Listening Unfolding“Listening Unfolding” – Nate Klug in Image: “The carpeting in the living room is indeed wall to wall, and smells as musty as I remembered. But since my interview visit, someone has spread a tablecloth over the wing table in the living room and planted a sofa by the window, so that when I arrive for my first morning of office hours as the interim pastor, the parsonage resembles a place people actually might visit. For I have assured my new congregation, both in the printed bulletin and during my first Sunday’s announcements, that “I am interested in where God is moving in their lives,” which is true, and that “as they go about their days, they are most welcome to stop in for a conversation”—which might be true as well. As I sit and wait, I remember that I’ve brought my study Bible along. Flipping to next Sunday’s text, I plop it in front of me like an oversized prop, proof against a charge of idleness, in case anyone might be watching through the window. Despite my new surroundings, and the eerie quiet of Main Street in this small Iowa town that I’ll call Ramoth (next door to Gilead), something about the morning’s combination of anxiety and excitement feels familiar. I realize that when I’m at home during the middle of the week, working on my own poetry instead of ministry, I assume the same posture, staring out the window with the words of others nearby, my mind clouded with witnesses—or often just cloudy.”


covid_vaxxed+3“The Young And Secular Are Least Vaccinated, Not Evangelicals” – Ryan Burge at Religion Unplugged: “As the delta variant has caused COVID-19 to surge again in the United States, there’s been a flurry of attention paid to the share of Americans who have chosen to forgo the vaccine against the coronavirus. Trying to understand the causal factors that would lead to one not getting the inoculation seems to be the first task when it comes to finding ways to reduce vaccine hesitancy coast to coast. One of the primary dimensions that news outlets seem to be focusing on is religion. The headlines are published nearly weekly – evangelical Christians are the ones who are the most reluctant to receive the COVID-19 vaccine. Yet, when I review the data from a survey that was conducted on May 11, 2021 that was administered by Data for Progress, I don’t find a lot of evidence that evangelicals are the ones lagging behind. In fact, I find that those without any religious affiliation were the least likely to have received at least one dose of any COVID-19 vaccine.”
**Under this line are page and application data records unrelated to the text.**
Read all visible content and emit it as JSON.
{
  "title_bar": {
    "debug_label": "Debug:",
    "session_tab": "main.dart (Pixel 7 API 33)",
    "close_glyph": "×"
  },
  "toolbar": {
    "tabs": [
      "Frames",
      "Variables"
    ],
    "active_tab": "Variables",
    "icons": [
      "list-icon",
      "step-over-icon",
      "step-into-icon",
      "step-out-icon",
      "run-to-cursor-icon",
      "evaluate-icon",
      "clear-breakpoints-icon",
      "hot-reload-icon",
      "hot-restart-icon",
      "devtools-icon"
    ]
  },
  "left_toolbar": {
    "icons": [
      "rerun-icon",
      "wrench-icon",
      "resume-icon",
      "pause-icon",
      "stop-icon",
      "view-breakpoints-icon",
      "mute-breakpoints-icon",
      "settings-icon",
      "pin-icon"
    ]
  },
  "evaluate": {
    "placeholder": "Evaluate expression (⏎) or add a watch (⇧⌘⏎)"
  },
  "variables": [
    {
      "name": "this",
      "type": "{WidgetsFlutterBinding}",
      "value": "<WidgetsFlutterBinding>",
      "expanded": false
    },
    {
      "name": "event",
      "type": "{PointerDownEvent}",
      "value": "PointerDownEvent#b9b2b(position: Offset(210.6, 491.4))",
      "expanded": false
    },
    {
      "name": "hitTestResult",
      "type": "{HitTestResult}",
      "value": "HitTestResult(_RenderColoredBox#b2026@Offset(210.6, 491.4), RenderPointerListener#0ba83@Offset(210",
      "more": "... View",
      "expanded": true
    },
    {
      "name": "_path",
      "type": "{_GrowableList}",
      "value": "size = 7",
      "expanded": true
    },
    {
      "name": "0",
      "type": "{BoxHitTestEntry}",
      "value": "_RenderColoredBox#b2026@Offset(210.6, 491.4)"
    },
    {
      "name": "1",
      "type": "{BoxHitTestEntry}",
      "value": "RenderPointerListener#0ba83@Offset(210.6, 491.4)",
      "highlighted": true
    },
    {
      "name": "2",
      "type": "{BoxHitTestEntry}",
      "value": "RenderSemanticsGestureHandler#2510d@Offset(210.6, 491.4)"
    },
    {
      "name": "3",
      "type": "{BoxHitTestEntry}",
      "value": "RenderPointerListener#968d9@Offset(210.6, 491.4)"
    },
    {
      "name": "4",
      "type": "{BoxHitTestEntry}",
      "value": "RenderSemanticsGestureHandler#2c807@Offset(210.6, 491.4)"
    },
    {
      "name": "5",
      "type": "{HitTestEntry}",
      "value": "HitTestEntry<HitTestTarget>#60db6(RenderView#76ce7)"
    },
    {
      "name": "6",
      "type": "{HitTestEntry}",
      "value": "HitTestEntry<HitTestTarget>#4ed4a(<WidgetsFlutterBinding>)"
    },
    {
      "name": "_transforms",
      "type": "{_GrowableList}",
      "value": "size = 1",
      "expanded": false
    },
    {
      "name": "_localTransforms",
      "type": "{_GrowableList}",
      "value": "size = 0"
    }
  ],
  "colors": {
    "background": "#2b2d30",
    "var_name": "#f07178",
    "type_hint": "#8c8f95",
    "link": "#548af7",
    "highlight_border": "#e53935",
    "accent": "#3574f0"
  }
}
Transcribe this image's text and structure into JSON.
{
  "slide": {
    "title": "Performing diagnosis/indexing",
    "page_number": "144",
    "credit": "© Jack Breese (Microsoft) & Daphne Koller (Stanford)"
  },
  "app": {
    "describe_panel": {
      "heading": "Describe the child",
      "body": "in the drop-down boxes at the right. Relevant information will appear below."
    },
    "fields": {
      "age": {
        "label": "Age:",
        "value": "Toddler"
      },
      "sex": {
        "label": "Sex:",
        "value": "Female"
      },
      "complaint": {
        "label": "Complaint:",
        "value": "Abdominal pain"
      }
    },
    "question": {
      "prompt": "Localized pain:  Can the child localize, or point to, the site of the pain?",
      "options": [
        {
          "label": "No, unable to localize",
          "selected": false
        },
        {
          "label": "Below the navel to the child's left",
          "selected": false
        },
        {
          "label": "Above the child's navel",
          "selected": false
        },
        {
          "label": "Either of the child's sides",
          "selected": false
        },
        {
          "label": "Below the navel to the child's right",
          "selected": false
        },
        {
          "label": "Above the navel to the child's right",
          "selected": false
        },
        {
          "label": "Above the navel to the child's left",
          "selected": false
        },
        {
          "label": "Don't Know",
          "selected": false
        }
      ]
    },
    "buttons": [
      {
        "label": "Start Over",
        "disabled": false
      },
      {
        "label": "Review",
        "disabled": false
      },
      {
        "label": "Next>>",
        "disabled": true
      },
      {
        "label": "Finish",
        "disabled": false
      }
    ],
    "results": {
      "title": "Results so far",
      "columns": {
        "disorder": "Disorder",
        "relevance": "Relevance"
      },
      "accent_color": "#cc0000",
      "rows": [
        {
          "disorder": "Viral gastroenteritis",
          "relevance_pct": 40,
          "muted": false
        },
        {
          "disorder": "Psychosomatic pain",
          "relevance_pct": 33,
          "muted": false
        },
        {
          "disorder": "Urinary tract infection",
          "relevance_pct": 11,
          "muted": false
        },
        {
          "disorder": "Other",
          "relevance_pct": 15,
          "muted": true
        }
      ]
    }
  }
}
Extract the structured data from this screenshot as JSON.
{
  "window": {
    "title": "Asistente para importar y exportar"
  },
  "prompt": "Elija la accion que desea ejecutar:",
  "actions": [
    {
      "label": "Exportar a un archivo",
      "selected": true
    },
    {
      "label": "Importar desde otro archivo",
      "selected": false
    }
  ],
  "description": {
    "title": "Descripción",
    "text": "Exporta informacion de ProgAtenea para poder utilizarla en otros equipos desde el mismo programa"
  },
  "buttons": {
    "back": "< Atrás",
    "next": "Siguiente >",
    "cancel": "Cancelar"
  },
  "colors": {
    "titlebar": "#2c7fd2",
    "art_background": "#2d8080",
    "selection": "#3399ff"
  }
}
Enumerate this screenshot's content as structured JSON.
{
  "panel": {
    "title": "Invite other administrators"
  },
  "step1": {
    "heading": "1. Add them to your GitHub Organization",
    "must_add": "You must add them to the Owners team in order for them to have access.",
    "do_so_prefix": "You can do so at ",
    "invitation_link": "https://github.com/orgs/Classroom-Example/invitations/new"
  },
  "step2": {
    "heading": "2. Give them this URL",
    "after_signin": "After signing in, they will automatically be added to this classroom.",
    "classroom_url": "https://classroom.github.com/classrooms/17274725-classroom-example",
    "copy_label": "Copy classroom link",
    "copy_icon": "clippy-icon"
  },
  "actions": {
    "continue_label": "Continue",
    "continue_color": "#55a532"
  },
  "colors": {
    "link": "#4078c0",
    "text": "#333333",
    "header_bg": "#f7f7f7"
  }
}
Daniel Darling firing“NRB spokesman Dan Darling fired after pro-vaccine statements on ‘Morning Joe'” – Bob Smietana at Religion News Service: “The spokesman for a major evangelical nonprofit was fired for promoting vaccines on the MSNBC ‘Morning Joe’ cable news show, Religion News Service has learned. Daniel Darling, senior vice president of communications for the National Religious Broadcasters, was fired Friday (Aug. 27) after refusing to admit his pro-vaccine statements were mistaken, according to a source authorized to speak for Darling. His firing comes at a time when Americans face a new surge of COVID-19 infections due to the highly contagious Delta variant even as protesters and politicians resist mask mandates or other preventive measures.”


Music: Mordent.IO, “Places Everyone,” from Mordent.IO